Asbestos exposure exposure may also increase the risk of asbestos exposureis (an inflammatory condition affecting the lungs that can cause shortness of breath, coughing, and Asbestos Exposure permanent lung damage) and other nonmalignant lung and pleural disorders.

Including pleural plaques (changes in the membranes surrounding the lung), pleural thickening, and benign pleural effusions (abnormal collections of fluid between the thin layers of tissue lining the lungs and Asbestos Exposure the wall of the chest cavity). 

Although pleural plaques are not precursors to lung cancer, Asbestos Exposure evidence suggests that people with pleural disease caused by exposure to asbestos exposure may be at increased risk for lung cancer (2, 9).

How To Remove Water From A Crawl Space

Molds are simple, microscopic organisms, present virtually everywhere, indoors and outdoors. Molds, along with mushrooms and yeasts, are fungi and are needed to break down dead material and Crawl Space Drying How To Remove Water From A Crawl Space recycle nutrients in the environment. 

For molds to grow and r  read more..

How To Restore Water Damaged Pictures

Libraries, archives, museums, and historical societies are responsible not only for collecting, interpreting, and exhibiting significant materials that document history, but also for the long-term preservation, security, and accessibility of these Document restoration How To Restore Water Damaged Pictures materials.

The American Associa  read more..

How To Stop Hoarding Possessions

Pharmacologically, there is little high-quality evidence for benefit of medications. Saxena recently published an open-label study showing positive effects using serotonin reuptake inhibitors (both selective serotonin reuptake inhibitors and serotonin norepinephrine reuptake inhibitors) in OCD and n  read more..

Cleaning Delicate Items After A Fire

The delicate nature of certain objects or procedures required constant supervision by a conservator. There was a concerted effort to get most of the 113 pieces of furniture vacuumed and the wood cleaned in place in the gallery before it was moved to storage, Fire Damage Cleaning Delicate Items After A Fire where space was at a premium.
  read more..

How To Make A Landlord Provide The House Mold Free

This fact sheet pertains to environmental exposure to mold (fungi) and does not apply to an infection/tissue invasion with any type of fungal species.Page 1 of 6 Mold Growth Fungal spores are always present in the air, Mold Remediation How To Make A Landlord Provide The House Mold Free even if there is no visible growth Three factors are necessary for  read more..

Mold Removal From The House

What conditions may pose a problem & why What to do My name is:  Environmental Protection Program Specialist(Health & Safety Management),DAS Facilities Management , 860-713-5678 References used in this slide presentation: Dr. Harriet Burge EMLab P&K Chief Aerobiologist and Water Damage Mold Removal From The House  read more..

Carpet Cleaning And Upholstery Cleaning

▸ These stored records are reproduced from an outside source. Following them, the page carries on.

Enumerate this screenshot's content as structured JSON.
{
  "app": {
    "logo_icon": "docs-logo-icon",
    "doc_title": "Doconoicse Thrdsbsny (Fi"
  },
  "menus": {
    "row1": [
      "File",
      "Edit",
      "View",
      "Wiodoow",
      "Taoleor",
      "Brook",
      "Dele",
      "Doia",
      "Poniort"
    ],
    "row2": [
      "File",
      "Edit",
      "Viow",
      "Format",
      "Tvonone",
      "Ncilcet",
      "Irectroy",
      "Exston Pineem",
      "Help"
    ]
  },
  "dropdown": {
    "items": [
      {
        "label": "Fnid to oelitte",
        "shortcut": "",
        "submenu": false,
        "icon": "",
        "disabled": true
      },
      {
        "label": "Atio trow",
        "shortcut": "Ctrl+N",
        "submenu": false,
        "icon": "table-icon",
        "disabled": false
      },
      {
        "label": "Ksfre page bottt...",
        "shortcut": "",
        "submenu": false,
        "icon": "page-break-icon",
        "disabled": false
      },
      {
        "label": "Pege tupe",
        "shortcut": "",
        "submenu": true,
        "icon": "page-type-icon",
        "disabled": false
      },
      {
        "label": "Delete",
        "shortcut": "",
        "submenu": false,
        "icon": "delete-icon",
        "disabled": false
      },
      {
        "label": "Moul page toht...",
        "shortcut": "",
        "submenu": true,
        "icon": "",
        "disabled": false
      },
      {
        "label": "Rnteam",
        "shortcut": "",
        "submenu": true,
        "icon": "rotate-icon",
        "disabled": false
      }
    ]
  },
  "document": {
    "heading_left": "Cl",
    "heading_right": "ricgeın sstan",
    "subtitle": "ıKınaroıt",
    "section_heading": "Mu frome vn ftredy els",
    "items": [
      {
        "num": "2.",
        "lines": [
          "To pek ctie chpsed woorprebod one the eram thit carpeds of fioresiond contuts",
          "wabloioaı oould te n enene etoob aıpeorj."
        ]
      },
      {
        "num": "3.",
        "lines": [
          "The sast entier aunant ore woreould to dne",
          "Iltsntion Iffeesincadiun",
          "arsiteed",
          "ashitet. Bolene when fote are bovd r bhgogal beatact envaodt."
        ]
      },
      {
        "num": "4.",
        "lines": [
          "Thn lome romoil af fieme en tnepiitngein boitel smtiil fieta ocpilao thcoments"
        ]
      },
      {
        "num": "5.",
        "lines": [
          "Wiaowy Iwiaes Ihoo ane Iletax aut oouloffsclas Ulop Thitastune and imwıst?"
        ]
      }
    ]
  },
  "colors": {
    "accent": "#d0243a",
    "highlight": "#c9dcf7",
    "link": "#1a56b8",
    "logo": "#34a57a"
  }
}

Carpet cleaning companies need to be aware of the environmental regulations that apply to them. For these Structural Drying Carpet Cleaning And Upholstery Cleaning companies, commonly small businesses, it can be difficult to identify and keep up with the environmental laws that apply. To help your company in understanding the environmental laws, th  read more..

What To Do If You Experience A Sewer Backup

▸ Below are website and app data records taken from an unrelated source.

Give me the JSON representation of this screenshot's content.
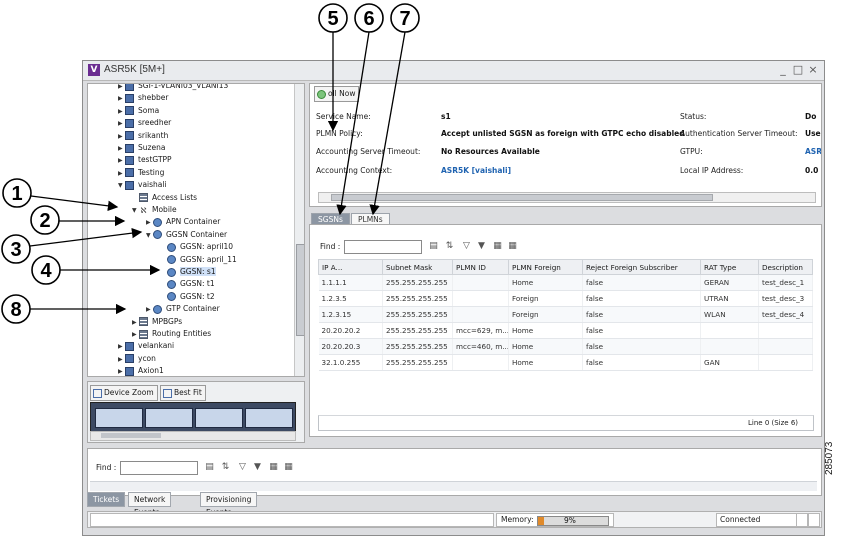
{
  "window": {
    "title": "ASR5K [5M+]",
    "logo_letter": "V",
    "controls": [
      "_",
      "□",
      "×"
    ]
  },
  "tree": {
    "items": [
      {
        "label": "SGI-1-VLANI03_VLANI13",
        "icon": "host-icon",
        "expanded": false
      },
      {
        "label": "shebber",
        "icon": "host-icon",
        "expanded": false
      },
      {
        "label": "Soma",
        "icon": "host-icon",
        "expanded": false
      },
      {
        "label": "sreedher",
        "icon": "host-icon",
        "expanded": false
      },
      {
        "label": "srikanth",
        "icon": "host-icon",
        "expanded": false
      },
      {
        "label": "Suzena",
        "icon": "host-icon",
        "expanded": false
      },
      {
        "label": "testGTPP",
        "icon": "host-icon",
        "expanded": false
      },
      {
        "label": "Testing",
        "icon": "host-icon",
        "expanded": false
      },
      {
        "label": "vaishali",
        "icon": "host-icon",
        "expanded": true
      },
      {
        "label": "Access Lists",
        "icon": "list-icon"
      },
      {
        "label": "Mobile",
        "icon": "mobile-icon",
        "expanded": true
      },
      {
        "label": "APN Container",
        "icon": "apn-container-icon",
        "expanded": false
      },
      {
        "label": "GGSN Container",
        "icon": "ggsn-container-icon",
        "expanded": true
      },
      {
        "label": "GGSN: april10",
        "icon": "ggsn-icon"
      },
      {
        "label": "GGSN: april_11",
        "icon": "ggsn-icon"
      },
      {
        "label": "GGSN: s1",
        "icon": "ggsn-icon",
        "selected": true
      },
      {
        "label": "GGSN: t1",
        "icon": "ggsn-icon"
      },
      {
        "label": "GGSN: t2",
        "icon": "ggsn-icon"
      },
      {
        "label": "GTP Container",
        "icon": "gtp-container-icon",
        "expanded": false
      },
      {
        "label": "MPBGPs",
        "icon": "list-icon",
        "expanded": false
      },
      {
        "label": "Routing Entities",
        "icon": "list-icon",
        "expanded": false
      },
      {
        "label": "velankani",
        "icon": "host-icon",
        "expanded": false
      },
      {
        "label": "ycon",
        "icon": "host-icon",
        "expanded": false
      },
      {
        "label": "Axion1",
        "icon": "host-icon",
        "expanded": false
      }
    ]
  },
  "zoom_panel": {
    "device_zoom_label": "Device Zoom",
    "best_fit_label": "Best Fit"
  },
  "detail": {
    "refresh_label": "oll Now",
    "left_fields": [
      {
        "label": "Service Name:",
        "value": "s1",
        "link": false
      },
      {
        "label": "PLMN Policy:",
        "value": "Accept unlisted SGSN as foreign with GTPC echo disabled",
        "link": false
      },
      {
        "label": "Accounting Server Timeout:",
        "value": "No Resources Available",
        "link": false
      },
      {
        "label": "Accounting Context:",
        "value": "ASR5K [vaishali]",
        "link": true
      }
    ],
    "right_fields": [
      {
        "label": "Status:",
        "value": "Do",
        "link": false
      },
      {
        "label": "Authentication Server Timeout:",
        "value": "Use",
        "link": false
      },
      {
        "label": "GTPU:",
        "value": "ASR",
        "link": true
      },
      {
        "label": "Local IP Address:",
        "value": "0.0",
        "link": false
      }
    ]
  },
  "tabs": [
    {
      "label": "SGSNs",
      "active": true
    },
    {
      "label": "PLMNs",
      "active": false
    }
  ],
  "table": {
    "find_label": "Find :",
    "columns": [
      "IP A...",
      "Subnet Mask",
      "PLMN ID",
      "PLMN Foreign",
      "Reject Foreign Subscriber",
      "RAT Type",
      "Description"
    ],
    "rows": [
      [
        "1.1.1.1",
        "255.255.255.255",
        "",
        "Home",
        "false",
        "GERAN",
        "test_desc_1"
      ],
      [
        "1.2.3.5",
        "255.255.255.255",
        "",
        "Foreign",
        "false",
        "UTRAN",
        "test_desc_3"
      ],
      [
        "1.2.3.15",
        "255.255.255.255",
        "",
        "Foreign",
        "false",
        "WLAN",
        "test_desc_4"
      ],
      [
        "20.20.20.2",
        "255.255.255.255",
        "mcc=629, m...",
        "Home",
        "false",
        "",
        ""
      ],
      [
        "20.20.20.3",
        "255.255.255.255",
        "mcc=460, m...",
        "Home",
        "false",
        "",
        ""
      ],
      [
        "32.1.0.255",
        "255.255.255.255",
        "",
        "Home",
        "false",
        "GAN",
        ""
      ]
    ],
    "status": "Line 0 (Size 6)"
  },
  "bottom": {
    "find_label": "Find :",
    "tabs": [
      {
        "label": "Tickets",
        "active": true
      },
      {
        "label": "Network Events",
        "active": false
      },
      {
        "label": "Provisioning Events",
        "active": false
      }
    ]
  },
  "statusbar": {
    "memory_label": "Memory:",
    "memory_value": "9%",
    "memory_fraction": 0.09,
    "connection": "Connected"
  },
  "callouts": {
    "numbers": [
      "1",
      "2",
      "3",
      "4",
      "5",
      "6",
      "7",
      "8"
    ]
  },
  "figure_number": "285073",
  "colors": {
    "accent_purple": "#6a2c91",
    "link_blue": "#1e62b0",
    "tab_active": "#8c96a3",
    "memory_orange": "#e08a2b"
  }
}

What To Do If You Experience a Sewer Backup Sewer pipes can sometimes become plugged with debris or grease, which can cause sewers to back up into homes through basement drain pipes, sinks, toilets or shower drains. Portland's combined sewers can also back up during very heavy rain storms when   read more..

Recycling

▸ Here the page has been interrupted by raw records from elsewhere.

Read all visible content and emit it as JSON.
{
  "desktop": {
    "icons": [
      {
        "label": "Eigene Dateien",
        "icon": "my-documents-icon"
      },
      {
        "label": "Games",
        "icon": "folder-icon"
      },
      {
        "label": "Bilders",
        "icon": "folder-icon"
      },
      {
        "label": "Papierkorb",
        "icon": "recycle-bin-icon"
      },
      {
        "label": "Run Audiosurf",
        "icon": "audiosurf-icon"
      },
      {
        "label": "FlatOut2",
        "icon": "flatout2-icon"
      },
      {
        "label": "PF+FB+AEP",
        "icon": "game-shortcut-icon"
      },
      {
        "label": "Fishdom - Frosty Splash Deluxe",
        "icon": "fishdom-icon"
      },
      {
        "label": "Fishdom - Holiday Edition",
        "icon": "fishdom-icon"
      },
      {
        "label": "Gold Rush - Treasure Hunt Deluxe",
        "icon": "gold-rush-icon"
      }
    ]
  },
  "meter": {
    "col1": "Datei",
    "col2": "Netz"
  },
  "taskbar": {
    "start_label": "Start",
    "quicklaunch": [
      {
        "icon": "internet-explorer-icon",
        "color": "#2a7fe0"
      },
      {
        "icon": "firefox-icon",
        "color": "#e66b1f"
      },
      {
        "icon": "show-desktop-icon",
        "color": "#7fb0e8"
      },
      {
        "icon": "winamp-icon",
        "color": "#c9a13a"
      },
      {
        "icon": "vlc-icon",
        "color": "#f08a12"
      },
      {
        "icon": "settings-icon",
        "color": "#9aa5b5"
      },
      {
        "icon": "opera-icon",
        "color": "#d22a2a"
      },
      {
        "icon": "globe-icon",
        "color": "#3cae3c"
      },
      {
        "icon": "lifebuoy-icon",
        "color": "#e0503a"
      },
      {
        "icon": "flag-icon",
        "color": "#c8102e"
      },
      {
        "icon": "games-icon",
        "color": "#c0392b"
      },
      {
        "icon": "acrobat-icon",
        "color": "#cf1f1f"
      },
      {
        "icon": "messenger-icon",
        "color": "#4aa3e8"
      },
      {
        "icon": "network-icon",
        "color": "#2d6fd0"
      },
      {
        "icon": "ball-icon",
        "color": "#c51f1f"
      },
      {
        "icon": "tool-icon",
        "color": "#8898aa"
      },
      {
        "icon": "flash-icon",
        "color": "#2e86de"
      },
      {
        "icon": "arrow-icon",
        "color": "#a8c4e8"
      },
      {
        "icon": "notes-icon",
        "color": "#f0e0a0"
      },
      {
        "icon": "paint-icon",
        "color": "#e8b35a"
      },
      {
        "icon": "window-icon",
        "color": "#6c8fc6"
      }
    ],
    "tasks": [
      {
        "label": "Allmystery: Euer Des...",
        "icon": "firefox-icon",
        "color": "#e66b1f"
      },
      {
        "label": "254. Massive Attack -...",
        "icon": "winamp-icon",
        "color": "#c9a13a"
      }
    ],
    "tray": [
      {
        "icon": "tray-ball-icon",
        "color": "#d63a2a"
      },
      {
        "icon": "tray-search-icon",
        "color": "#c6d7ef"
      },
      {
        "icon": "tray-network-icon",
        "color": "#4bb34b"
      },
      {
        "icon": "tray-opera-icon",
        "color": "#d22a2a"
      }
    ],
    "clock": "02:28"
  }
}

Recycling Basics Recycling is the process of collecting and processing materials that would otherwise be thrown away as trash and turning them into new products. Debris Removal Recycling can benefit your community and the environment. Benefits of Recycling Reduces the amount of waste sent to landfills and incinerators.  read more..

EPA Clean Up Lead Contaminated Soil

For an employee removed due to a final medical determination, when a subsequent final medical determination results in a medical finding, determination, or opinion that the employee no longer has a detected medical condition which places the employee at increased risk of material impairment to healt  read more..